Ron JohnsonRonald (Ron) Harold JohnsonGOP senators call for Barr to release full results of Epstein investigation FBI Agents Association calls on Congress to make 'domestic terrorism' a federal crime Senators renew request for domestic threats documents from FBI, DOJ after shootings MORE

Jim DeMint

Dean HellerDean Arthur HellerThis week: Barr back in hot seat over Mueller report Trump suggests Heller lost reelection bid because he was 'hostile' during 2016 presidential campaign Trump picks ex-oil lobbyist David Bernhardt for Interior secretary MORE

John ThuneJohn Randolph ThuneSchumer blasts 'red flag' gun legislation as 'ineffective cop out' Lawmakers jump-start talks on privacy bill Trump border fight throws curveball into shutdown prospects MORE

Saxby ChamblissClarence (Saxby) Saxby ChamblissHoekstra emerges as favorite for top intelligence post Republicans say Democrats holding up disaster relief as 'Sandy payback' Ex-House Intel chair: Intel panel is wrong forum to investigate Trump's finances MORE

Orrin HatchOrrin Grant HatchTrump to award racing legend Roger Penske with Presidential Medal of Freedom Trump awards Presidential Medal of Freedom to economist, former Reagan adviser Arthur Laffer Second ex-Senate staffer charged in aiding doxxing of GOP senators MORE

Roy BluntRoy Dean BluntEx-CIA chief worries campaigns falling short on cybersecurity GOP group targets McConnell over election security bills in new ad Budget deal sparks scramble to prevent shutdown MORE

Marco RubioMarco Antonio RubioTrump moves forward with F-16 sale to Taiwan opposed by China The Hill's Morning Report — Trump and the new Israel-'squad' controversy Trump crosses new line with Omar, Tlaib, Israel move MORE

Roger WickerRoger Frederick WickerHillicon Valley: Trump reportedly weighing executive action on alleged tech bias | WH to convene summit on online extremism | Federal agencies banned from buying Huawei equipment | Lawmakers jump start privacy talks The Hill's Morning Report - How will Trump be received in Dayton and El Paso?

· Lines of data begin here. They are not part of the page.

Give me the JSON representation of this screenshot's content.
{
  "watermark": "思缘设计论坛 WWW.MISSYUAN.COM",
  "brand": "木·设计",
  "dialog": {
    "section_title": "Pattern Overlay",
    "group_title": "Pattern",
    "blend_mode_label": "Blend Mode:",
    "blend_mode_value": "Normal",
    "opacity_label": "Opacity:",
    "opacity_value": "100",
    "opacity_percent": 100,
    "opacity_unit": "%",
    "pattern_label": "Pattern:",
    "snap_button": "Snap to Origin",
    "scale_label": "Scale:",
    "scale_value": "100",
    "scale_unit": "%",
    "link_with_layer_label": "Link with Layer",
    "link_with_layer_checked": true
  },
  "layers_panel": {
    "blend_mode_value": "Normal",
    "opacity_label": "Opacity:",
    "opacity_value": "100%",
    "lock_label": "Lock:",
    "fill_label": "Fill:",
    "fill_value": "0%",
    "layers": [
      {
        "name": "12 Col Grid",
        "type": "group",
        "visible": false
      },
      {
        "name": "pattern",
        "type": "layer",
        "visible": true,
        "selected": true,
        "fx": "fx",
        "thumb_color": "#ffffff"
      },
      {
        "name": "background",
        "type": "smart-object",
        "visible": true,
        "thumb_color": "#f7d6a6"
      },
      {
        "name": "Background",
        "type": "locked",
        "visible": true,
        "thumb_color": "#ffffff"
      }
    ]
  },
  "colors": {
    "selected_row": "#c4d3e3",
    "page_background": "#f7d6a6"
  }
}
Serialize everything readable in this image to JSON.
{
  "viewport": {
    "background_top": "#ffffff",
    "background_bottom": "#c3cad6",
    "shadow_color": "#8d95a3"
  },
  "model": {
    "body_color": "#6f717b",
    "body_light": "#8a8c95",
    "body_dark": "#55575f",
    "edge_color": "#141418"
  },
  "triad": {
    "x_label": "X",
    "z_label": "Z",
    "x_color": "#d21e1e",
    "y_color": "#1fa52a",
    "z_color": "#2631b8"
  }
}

Lawmakers jump-start talks on privacy bill MORE

John McCainJohn Sidney McCainFighter pilot vs. astronaut match-up in Arizona could determine control of Senate The Hill's Morning Report — Recession fears climb and markets dive — now what? Trump makes rare trip to Clinton state, hoping to win back New Hampshire MORE

Thad CochranWilliam (Thad) Thad CochranBiden has a lot at stake in first debate The Hill's Morning Report — Trump turns the page back to Mueller probe Trump praises Thad Cochran: 'A real senator with incredible values' MORE

Rand PaulRandal (Rand) Howard PaulGraham promises ObamaCare repeal if Trump, Republicans win in 2020 Conservatives buck Trump over worries of 'socialist' drug pricing Rand Paul to 'limit' August activities due to health MORE

John CornynJohn CornynThe Hill's Campaign Report: Battle for Senate begins to take shape The Hill's Morning Report — Trump and the new Israel-'squad' controversy O'Rourke says he will not 'in any scenario' run for Senate MORE

Kay Bailey Hutchison


Jon Kyl